▸ THE TASK:
Only the lines that include "when" should be copied from the data below.
>>>>
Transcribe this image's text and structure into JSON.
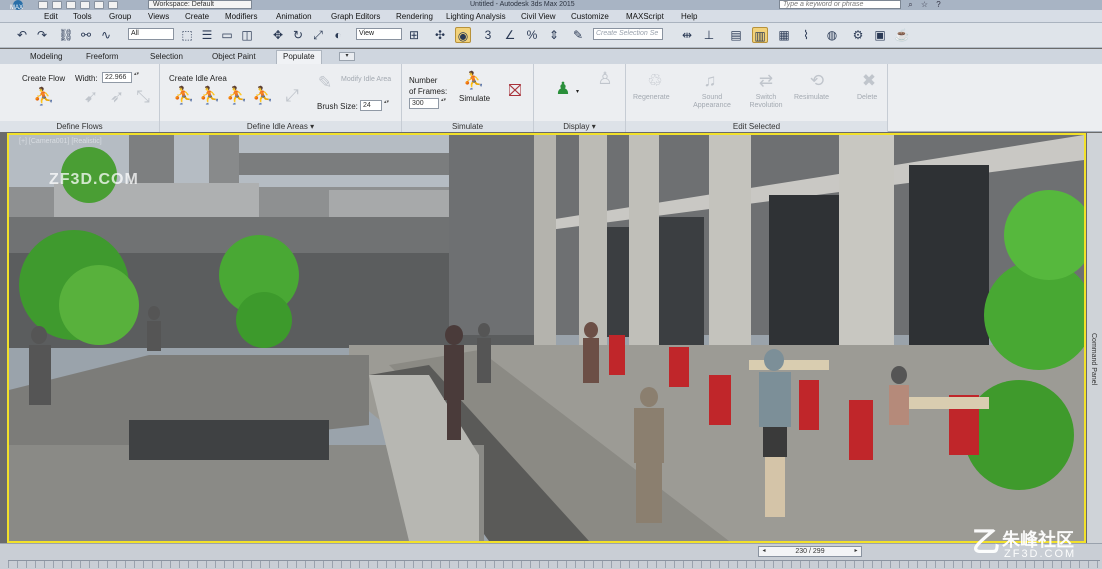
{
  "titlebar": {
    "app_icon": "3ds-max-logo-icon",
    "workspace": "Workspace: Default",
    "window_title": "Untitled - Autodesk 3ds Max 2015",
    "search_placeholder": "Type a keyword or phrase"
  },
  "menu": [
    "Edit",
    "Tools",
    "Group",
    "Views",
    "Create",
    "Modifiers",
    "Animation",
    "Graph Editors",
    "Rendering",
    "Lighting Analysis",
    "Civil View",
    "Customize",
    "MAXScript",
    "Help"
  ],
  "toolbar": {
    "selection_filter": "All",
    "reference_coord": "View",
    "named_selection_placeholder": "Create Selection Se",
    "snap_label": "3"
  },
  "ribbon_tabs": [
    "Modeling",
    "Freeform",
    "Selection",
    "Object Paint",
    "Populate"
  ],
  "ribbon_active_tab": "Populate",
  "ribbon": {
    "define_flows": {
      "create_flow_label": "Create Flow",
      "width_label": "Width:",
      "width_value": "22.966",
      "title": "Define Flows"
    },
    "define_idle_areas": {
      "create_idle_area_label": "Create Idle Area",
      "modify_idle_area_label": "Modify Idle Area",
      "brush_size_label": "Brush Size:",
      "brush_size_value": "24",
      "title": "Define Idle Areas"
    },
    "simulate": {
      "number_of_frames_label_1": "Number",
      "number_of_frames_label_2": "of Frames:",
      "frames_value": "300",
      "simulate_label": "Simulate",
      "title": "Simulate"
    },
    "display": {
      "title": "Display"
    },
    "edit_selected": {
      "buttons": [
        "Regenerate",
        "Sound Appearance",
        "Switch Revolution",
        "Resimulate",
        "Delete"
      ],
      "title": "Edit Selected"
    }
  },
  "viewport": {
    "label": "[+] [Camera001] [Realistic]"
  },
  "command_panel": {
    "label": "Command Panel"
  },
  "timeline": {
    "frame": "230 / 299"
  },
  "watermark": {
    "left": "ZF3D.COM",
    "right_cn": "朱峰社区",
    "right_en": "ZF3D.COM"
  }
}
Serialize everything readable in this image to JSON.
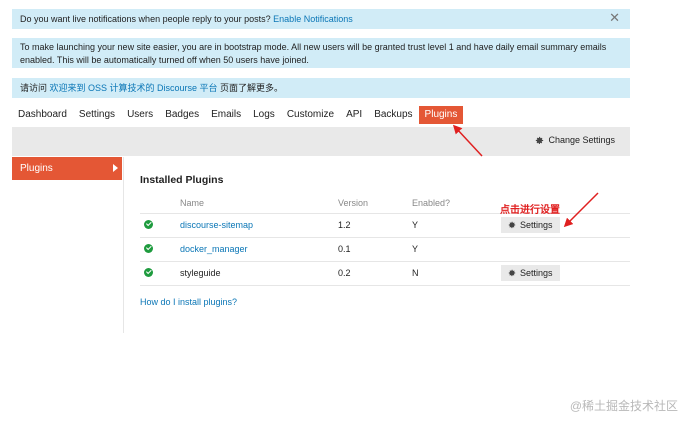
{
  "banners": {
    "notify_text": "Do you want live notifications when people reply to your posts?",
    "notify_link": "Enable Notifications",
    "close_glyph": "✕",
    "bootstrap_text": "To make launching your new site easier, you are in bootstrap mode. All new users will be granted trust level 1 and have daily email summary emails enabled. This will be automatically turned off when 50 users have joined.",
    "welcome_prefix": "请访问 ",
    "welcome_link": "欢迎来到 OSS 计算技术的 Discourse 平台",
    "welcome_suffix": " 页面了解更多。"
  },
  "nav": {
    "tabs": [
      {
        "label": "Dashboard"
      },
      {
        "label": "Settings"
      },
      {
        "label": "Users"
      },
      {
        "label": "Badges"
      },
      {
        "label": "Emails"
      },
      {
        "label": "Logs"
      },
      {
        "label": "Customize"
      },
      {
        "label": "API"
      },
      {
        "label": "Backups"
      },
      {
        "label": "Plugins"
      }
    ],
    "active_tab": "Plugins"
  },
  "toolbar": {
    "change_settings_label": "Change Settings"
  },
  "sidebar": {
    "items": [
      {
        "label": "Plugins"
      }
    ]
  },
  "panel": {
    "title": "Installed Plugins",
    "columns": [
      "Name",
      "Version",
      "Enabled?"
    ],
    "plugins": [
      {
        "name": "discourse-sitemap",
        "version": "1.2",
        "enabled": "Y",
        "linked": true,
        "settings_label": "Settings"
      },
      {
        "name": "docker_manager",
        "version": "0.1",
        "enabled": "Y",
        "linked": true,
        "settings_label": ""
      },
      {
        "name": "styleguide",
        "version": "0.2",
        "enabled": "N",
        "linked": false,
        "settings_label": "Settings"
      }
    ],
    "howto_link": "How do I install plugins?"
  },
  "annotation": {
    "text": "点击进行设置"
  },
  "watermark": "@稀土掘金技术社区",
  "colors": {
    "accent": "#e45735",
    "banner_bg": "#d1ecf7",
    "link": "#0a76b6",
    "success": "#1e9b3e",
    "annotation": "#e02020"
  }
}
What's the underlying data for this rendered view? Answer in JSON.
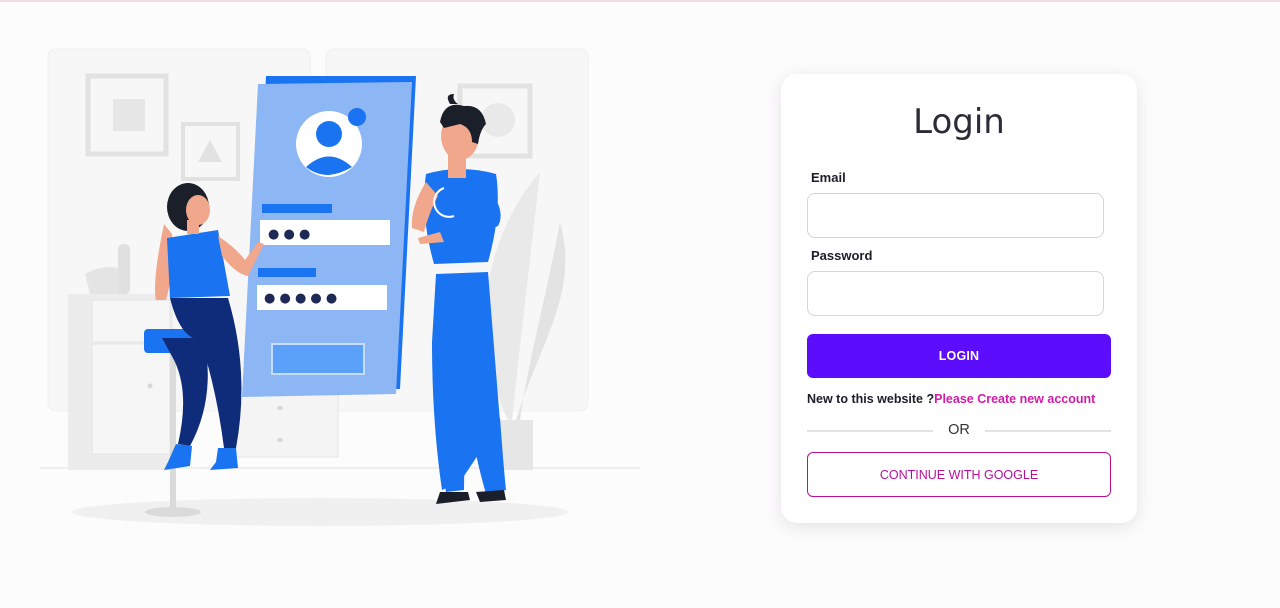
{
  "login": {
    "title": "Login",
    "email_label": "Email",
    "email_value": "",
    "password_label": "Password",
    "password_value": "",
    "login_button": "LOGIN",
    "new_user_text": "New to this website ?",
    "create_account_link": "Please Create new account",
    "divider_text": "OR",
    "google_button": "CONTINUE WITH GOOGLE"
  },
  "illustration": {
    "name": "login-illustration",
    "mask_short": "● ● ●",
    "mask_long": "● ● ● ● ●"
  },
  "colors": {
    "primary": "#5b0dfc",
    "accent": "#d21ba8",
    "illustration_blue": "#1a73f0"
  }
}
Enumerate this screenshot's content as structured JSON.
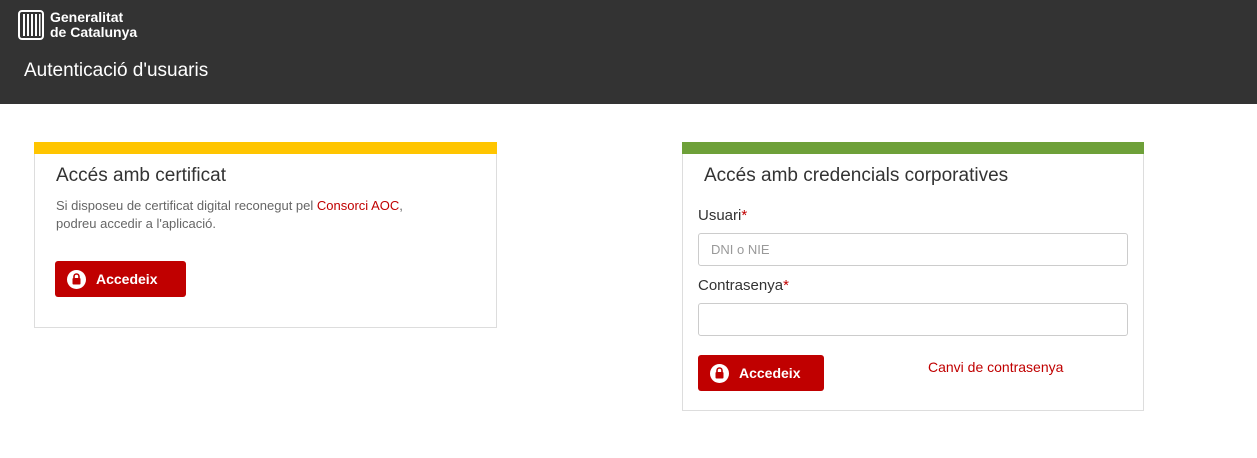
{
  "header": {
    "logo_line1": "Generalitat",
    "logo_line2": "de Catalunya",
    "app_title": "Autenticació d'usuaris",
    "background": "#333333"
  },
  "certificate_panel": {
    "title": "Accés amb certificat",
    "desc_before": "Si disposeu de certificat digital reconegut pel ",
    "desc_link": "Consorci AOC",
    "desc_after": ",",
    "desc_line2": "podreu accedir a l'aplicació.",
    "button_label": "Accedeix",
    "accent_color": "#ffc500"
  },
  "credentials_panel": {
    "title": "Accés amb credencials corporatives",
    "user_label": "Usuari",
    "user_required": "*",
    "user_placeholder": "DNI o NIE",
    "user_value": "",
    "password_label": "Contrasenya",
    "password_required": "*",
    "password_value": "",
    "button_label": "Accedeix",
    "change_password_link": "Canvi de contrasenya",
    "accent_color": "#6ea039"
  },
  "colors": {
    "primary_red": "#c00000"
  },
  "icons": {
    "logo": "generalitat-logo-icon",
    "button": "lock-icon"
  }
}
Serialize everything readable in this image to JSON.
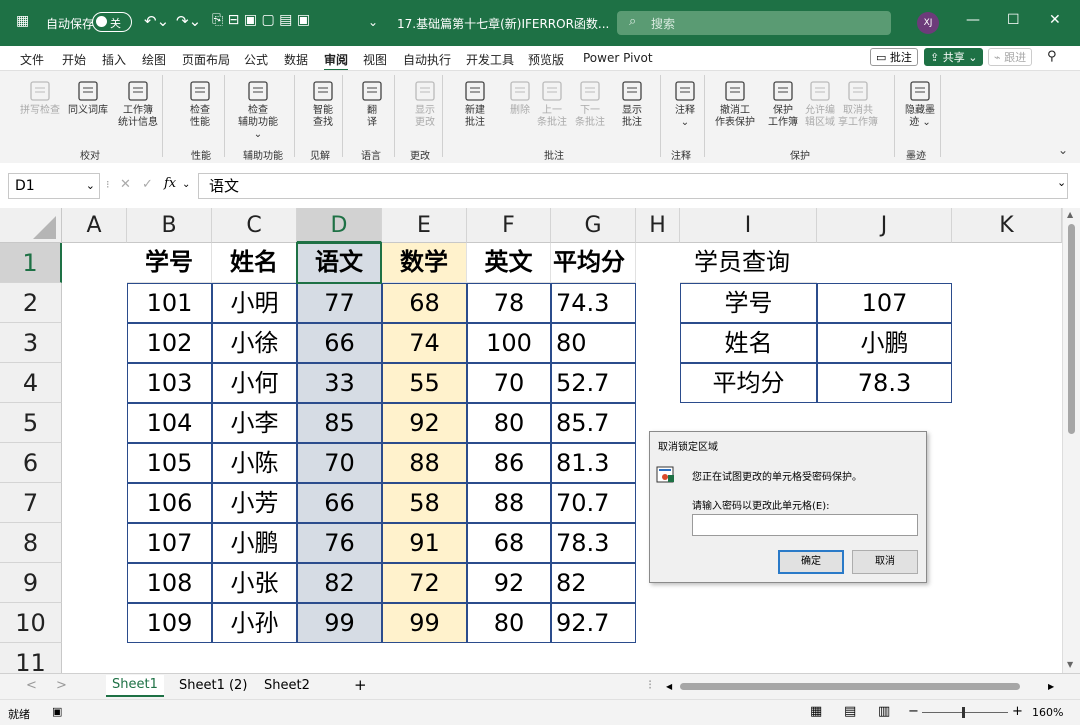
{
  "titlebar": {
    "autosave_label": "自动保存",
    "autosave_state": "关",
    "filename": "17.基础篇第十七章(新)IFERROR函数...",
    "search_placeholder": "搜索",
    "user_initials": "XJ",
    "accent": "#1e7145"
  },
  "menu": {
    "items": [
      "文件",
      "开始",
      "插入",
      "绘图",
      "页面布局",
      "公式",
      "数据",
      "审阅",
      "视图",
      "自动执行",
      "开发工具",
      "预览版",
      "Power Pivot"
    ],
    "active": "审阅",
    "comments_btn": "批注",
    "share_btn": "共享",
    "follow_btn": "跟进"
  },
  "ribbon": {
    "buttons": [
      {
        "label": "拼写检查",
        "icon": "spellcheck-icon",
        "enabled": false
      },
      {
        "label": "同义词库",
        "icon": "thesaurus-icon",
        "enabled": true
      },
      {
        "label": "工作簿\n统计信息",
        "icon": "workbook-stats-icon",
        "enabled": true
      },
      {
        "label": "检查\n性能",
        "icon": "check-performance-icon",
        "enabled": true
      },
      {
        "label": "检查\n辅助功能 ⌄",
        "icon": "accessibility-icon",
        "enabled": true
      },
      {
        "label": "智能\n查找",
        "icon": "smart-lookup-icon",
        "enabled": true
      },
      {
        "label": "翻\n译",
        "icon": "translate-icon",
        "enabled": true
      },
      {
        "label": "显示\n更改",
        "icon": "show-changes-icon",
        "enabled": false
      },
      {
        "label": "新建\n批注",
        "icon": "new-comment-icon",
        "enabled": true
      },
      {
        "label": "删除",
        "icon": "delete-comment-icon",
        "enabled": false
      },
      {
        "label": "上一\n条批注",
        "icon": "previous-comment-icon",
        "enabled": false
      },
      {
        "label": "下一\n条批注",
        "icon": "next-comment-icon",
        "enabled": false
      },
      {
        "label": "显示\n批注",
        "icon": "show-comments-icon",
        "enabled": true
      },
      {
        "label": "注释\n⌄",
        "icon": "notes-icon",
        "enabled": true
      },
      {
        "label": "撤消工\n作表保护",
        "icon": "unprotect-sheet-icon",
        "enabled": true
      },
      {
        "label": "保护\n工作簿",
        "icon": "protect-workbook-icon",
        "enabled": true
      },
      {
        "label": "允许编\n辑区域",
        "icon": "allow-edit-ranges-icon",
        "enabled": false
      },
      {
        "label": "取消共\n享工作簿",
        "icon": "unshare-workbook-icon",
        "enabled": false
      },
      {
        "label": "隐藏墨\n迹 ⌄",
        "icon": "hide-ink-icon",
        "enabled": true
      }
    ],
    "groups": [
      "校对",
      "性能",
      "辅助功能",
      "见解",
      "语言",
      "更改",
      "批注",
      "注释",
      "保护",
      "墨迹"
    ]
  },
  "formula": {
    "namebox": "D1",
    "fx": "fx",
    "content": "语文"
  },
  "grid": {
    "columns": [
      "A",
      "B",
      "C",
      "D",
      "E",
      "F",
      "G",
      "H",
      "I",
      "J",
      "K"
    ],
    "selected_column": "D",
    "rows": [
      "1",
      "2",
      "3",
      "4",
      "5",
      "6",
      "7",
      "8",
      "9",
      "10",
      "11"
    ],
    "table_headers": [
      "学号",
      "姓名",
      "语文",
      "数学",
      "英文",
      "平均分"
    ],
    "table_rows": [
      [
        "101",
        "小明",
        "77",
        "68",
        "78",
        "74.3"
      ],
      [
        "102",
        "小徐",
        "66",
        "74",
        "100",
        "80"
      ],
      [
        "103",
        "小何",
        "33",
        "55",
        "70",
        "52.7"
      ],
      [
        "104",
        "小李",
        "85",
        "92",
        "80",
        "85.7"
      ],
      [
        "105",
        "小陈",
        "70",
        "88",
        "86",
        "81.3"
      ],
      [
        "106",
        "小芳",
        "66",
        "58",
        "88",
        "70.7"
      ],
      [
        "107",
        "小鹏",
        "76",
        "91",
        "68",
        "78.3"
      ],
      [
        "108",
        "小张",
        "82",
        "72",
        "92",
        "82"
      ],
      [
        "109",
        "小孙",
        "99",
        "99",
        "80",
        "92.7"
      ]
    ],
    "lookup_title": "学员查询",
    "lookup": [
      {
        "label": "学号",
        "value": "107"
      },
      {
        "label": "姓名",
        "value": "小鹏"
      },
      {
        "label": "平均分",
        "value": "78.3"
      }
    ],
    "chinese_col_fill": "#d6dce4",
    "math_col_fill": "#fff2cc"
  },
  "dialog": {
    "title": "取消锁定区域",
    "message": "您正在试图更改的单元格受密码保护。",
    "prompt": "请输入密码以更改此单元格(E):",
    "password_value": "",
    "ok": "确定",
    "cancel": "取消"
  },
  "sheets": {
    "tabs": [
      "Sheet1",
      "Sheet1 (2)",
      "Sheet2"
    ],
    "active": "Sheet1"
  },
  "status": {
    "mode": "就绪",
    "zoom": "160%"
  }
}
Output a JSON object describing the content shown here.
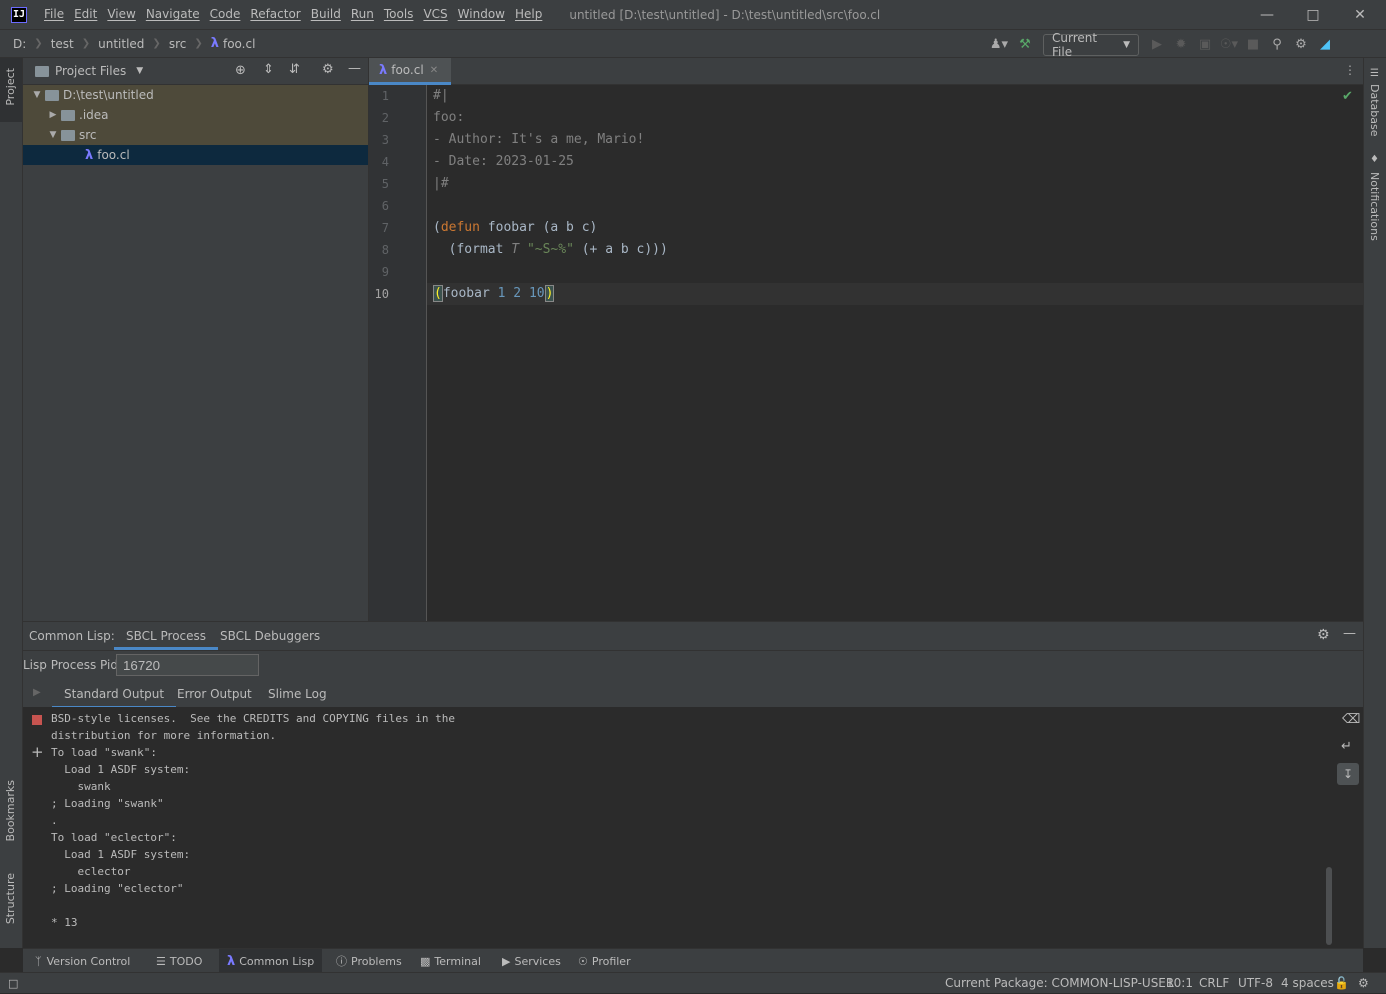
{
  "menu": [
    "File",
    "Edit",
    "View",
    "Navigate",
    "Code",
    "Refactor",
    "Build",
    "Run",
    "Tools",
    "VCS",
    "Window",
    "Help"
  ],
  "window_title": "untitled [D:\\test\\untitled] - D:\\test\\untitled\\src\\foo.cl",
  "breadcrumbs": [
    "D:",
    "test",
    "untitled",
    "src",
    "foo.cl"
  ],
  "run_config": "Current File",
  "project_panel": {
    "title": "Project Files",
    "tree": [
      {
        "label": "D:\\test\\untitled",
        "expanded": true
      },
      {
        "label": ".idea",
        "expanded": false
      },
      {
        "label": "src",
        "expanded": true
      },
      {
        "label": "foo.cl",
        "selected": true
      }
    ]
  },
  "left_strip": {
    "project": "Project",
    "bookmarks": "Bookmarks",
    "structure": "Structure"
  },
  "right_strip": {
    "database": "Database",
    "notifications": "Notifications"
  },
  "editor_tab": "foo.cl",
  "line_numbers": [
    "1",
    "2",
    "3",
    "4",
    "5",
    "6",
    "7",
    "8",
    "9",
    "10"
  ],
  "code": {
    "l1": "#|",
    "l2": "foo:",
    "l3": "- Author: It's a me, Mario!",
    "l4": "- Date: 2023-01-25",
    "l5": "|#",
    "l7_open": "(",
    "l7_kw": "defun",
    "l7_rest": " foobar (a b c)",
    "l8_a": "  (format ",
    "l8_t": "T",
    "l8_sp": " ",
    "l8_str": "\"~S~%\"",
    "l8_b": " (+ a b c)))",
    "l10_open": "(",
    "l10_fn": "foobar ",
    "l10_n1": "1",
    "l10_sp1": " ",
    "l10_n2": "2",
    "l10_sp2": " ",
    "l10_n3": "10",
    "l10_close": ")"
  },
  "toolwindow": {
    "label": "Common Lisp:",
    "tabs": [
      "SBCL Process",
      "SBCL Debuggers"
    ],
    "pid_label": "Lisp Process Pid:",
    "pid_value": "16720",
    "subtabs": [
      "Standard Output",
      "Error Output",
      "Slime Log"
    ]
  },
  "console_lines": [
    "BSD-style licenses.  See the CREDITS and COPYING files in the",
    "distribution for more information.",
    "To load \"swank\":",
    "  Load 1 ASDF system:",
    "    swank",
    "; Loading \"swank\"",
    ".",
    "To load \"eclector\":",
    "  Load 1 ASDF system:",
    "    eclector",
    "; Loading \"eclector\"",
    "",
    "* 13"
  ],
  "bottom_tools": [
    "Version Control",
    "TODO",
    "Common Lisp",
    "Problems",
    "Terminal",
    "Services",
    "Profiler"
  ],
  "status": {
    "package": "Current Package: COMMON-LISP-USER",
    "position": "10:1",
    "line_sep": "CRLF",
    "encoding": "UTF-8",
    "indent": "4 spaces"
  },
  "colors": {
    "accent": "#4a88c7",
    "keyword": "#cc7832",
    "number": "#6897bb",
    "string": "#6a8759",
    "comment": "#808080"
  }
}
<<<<
▸ ANSWER BOX:
    "notify_text": "Do you want live notifications when people reply to your posts?",
    "bootstrap_text": "To make launching your new site easier, you are in bootstrap mode. All new users will be granted trust level 1 and have daily email summary emails enabled. This will be automatically turned off when 50 users have joined.",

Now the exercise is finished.